> Exercise directions: Your answer should hold every line of the records below that contains the string "Noise".

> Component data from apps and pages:
================================
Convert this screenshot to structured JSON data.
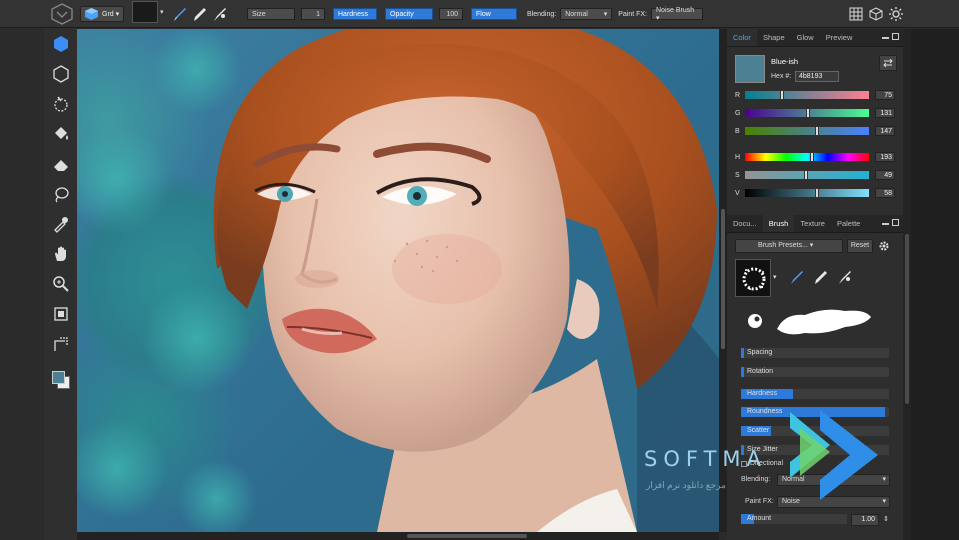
{
  "toolbar": {
    "grid_label": "Grd ▾",
    "size_label": "Size",
    "size_value": "1",
    "hardness_label": "Hardness",
    "opacity_label": "Opacity",
    "opacity_value": "100",
    "flow_label": "Flow",
    "blending_label": "Blending:",
    "blending_value": "Normal",
    "paint_fx_label": "Paint FX:",
    "paint_fx_value": "Noise Brush ▾"
  },
  "color_panel": {
    "tabs": [
      "Color",
      "Shape",
      "Glow",
      "Preview"
    ],
    "swatch_color": "#4b8193",
    "color_name": "Blue-ish",
    "hex_label": "Hex #:",
    "hex_value": "4b8193",
    "channels": [
      {
        "label": "R",
        "value": "75",
        "fraction": 0.29
      },
      {
        "label": "G",
        "value": "131",
        "fraction": 0.51
      },
      {
        "label": "B",
        "value": "147",
        "fraction": 0.58
      },
      {
        "label": "H",
        "value": "193",
        "fraction": 0.54
      },
      {
        "label": "S",
        "value": "49",
        "fraction": 0.49
      },
      {
        "label": "V",
        "value": "58",
        "fraction": 0.58
      }
    ]
  },
  "brush_panel": {
    "tabs": [
      "Docu...",
      "Brush",
      "Texture",
      "Palette"
    ],
    "presets_label": "Brush Presets... ▾",
    "reset_label": "Reset",
    "properties": [
      {
        "label": "Spacing",
        "fraction": 0.02
      },
      {
        "label": "Rotation",
        "fraction": 0.02
      },
      {
        "label": "Hardness",
        "fraction": 0.35
      },
      {
        "label": "Roundness",
        "fraction": 0.97
      },
      {
        "label": "Scatter",
        "fraction": 0.2
      },
      {
        "label": "Size Jitter",
        "fraction": 0.02
      }
    ],
    "directional_label": "Directional",
    "blending_label": "Blending:",
    "blending_value": "Normal",
    "paint_fx_label": "Paint FX:",
    "paint_fx_value": "Noise",
    "amount_label": "Amount",
    "amount_value": "1.00",
    "amount_fraction": 0.12
  },
  "watermark": {
    "brand": "SOFTMA",
    "subtitle": "مرجع دانلود نرم افزار"
  }
}
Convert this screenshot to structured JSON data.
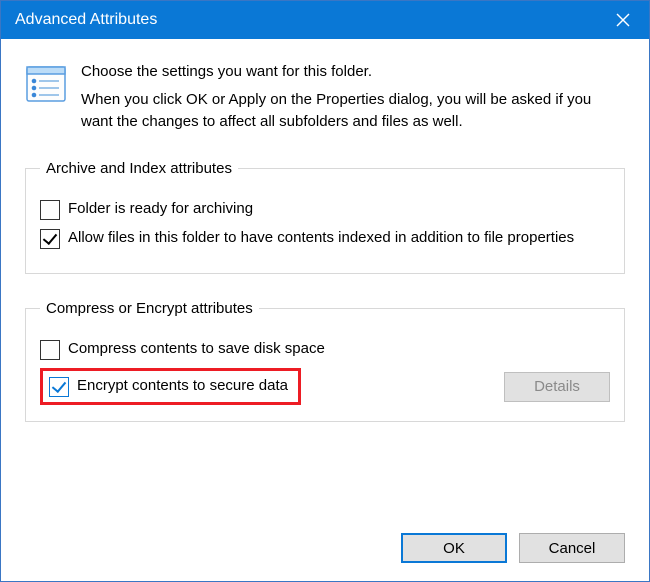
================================
> Solution to the problem:
    "paint_fx_value": "Noise Brush ▾"
    "paint_fx_value": "Noise",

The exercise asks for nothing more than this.